- **Dataset entries**:
*-*-*

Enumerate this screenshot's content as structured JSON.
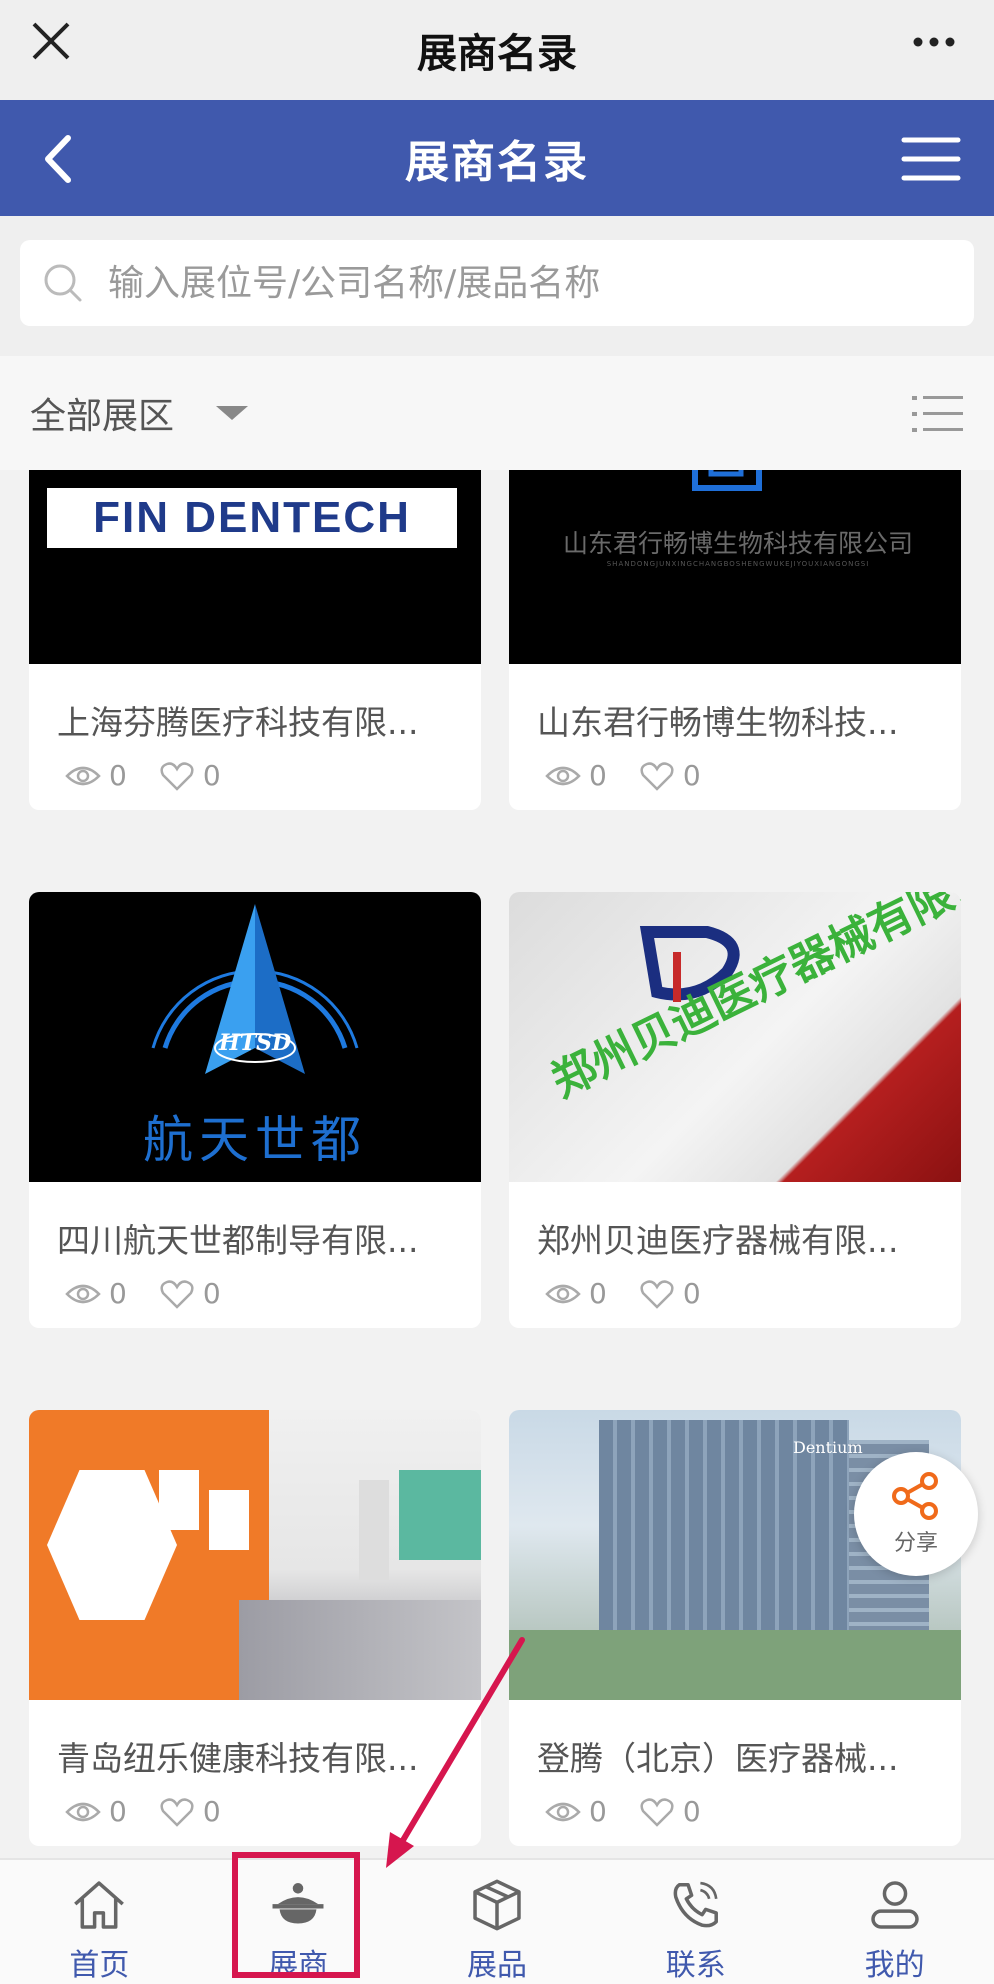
{
  "wechat_bar": {
    "title": "展商名录"
  },
  "header": {
    "title": "展商名录"
  },
  "search": {
    "placeholder": "输入展位号/公司名称/展品名称"
  },
  "filter": {
    "hall_label": "全部展区"
  },
  "exhibitors": [
    {
      "name": "上海芬腾医疗科技有限...",
      "views": "0",
      "likes": "0",
      "logo_text": "FIN DENTECH"
    },
    {
      "name": "山东君行畅博生物科技...",
      "views": "0",
      "likes": "0",
      "logo_text": "山东君行畅博生物科技有限公司",
      "logo_subtext": "SHANDONGJUNXINGCHANGBOSHENGWUKEJIYOUXIANGONGSI"
    },
    {
      "name": "四川航天世都制导有限...",
      "views": "0",
      "likes": "0",
      "logo_text": "航天世都",
      "logo_badge": "HTSD"
    },
    {
      "name": "郑州贝迪医疗器械有限...",
      "views": "0",
      "likes": "0",
      "logo_text": "郑州贝迪医疗器械有限公司"
    },
    {
      "name": "青岛纽乐健康科技有限...",
      "views": "0",
      "likes": "0"
    },
    {
      "name": "登腾（北京）医疗器械...",
      "views": "0",
      "likes": "0",
      "logo_text": "Dentium"
    }
  ],
  "share": {
    "label": "分享"
  },
  "tabs": [
    {
      "label": "首页",
      "icon": "home-icon"
    },
    {
      "label": "展商",
      "icon": "pot-icon"
    },
    {
      "label": "展品",
      "icon": "box-icon"
    },
    {
      "label": "联系",
      "icon": "phone-icon"
    },
    {
      "label": "我的",
      "icon": "user-icon"
    }
  ],
  "colors": {
    "brand": "#4059ad",
    "annotation": "#d6164e"
  }
}
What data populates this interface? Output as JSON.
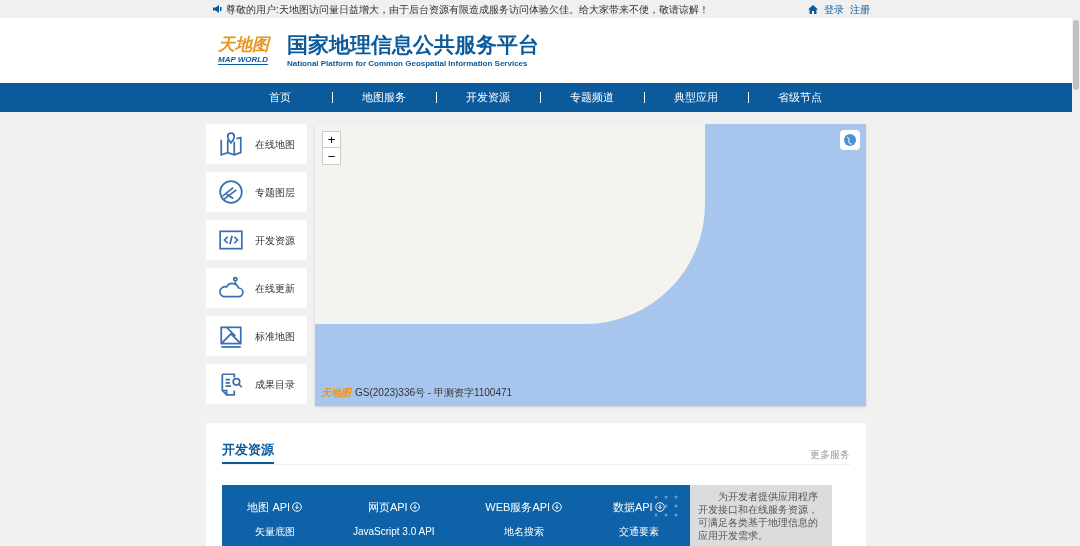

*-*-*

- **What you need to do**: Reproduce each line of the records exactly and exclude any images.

- **Reply**:
Enumerate this screenshot's content as structured JSON.
{
  "wechat_bar": {
    "title": "展商名录"
  },
  "header": {
    "title": "展商名录"
  },
  "search": {
    "placeholder": "输入展位号/公司名称/展品名称"
  },
  "filter": {
    "hall_label": "全部展区"
  },
  "exhibitors": [
    {
      "name": "上海芬腾医疗科技有限...",
      "views": "0",
      "likes": "0",
      "logo_text": "FIN DENTECH"
    },
    {
      "name": "山东君行畅博生物科技...",
      "views": "0",
      "likes": "0",
      "logo_text": "山东君行畅博生物科技有限公司",
      "logo_subtext": "SHANDONGJUNXINGCHANGBOSHENGWUKEJIYOUXIANGONGSI"
    },
    {
      "name": "四川航天世都制导有限...",
      "views": "0",
      "likes": "0",
      "logo_text": "航天世都",
      "logo_badge": "HTSD"
    },
    {
      "name": "郑州贝迪医疗器械有限...",
      "views": "0",
      "likes": "0",
      "logo_text": "郑州贝迪医疗器械有限公司"
    },
    {
      "name": "青岛纽乐健康科技有限...",
      "views": "0",
      "likes": "0"
    },
    {
      "name": "登腾（北京）医疗器械...",
      "views": "0",
      "likes": "0",
      "logo_text": "Dentium"
    }
  ],
  "share": {
    "label": "分享"
  },
  "tabs": [
    {
      "label": "首页",
      "icon": "home-icon"
    },
    {
      "label": "展商",
      "icon": "pot-icon"
    },
    {
      "label": "展品",
      "icon": "box-icon"
    },
    {
      "label": "联系",
      "icon": "phone-icon"
    },
    {
      "label": "我的",
      "icon": "user-icon"
    }
  ],
  "colors": {
    "brand": "#4059ad",
    "annotation": "#d6164e"
  }
}
What data populates this interface? Output as JSON.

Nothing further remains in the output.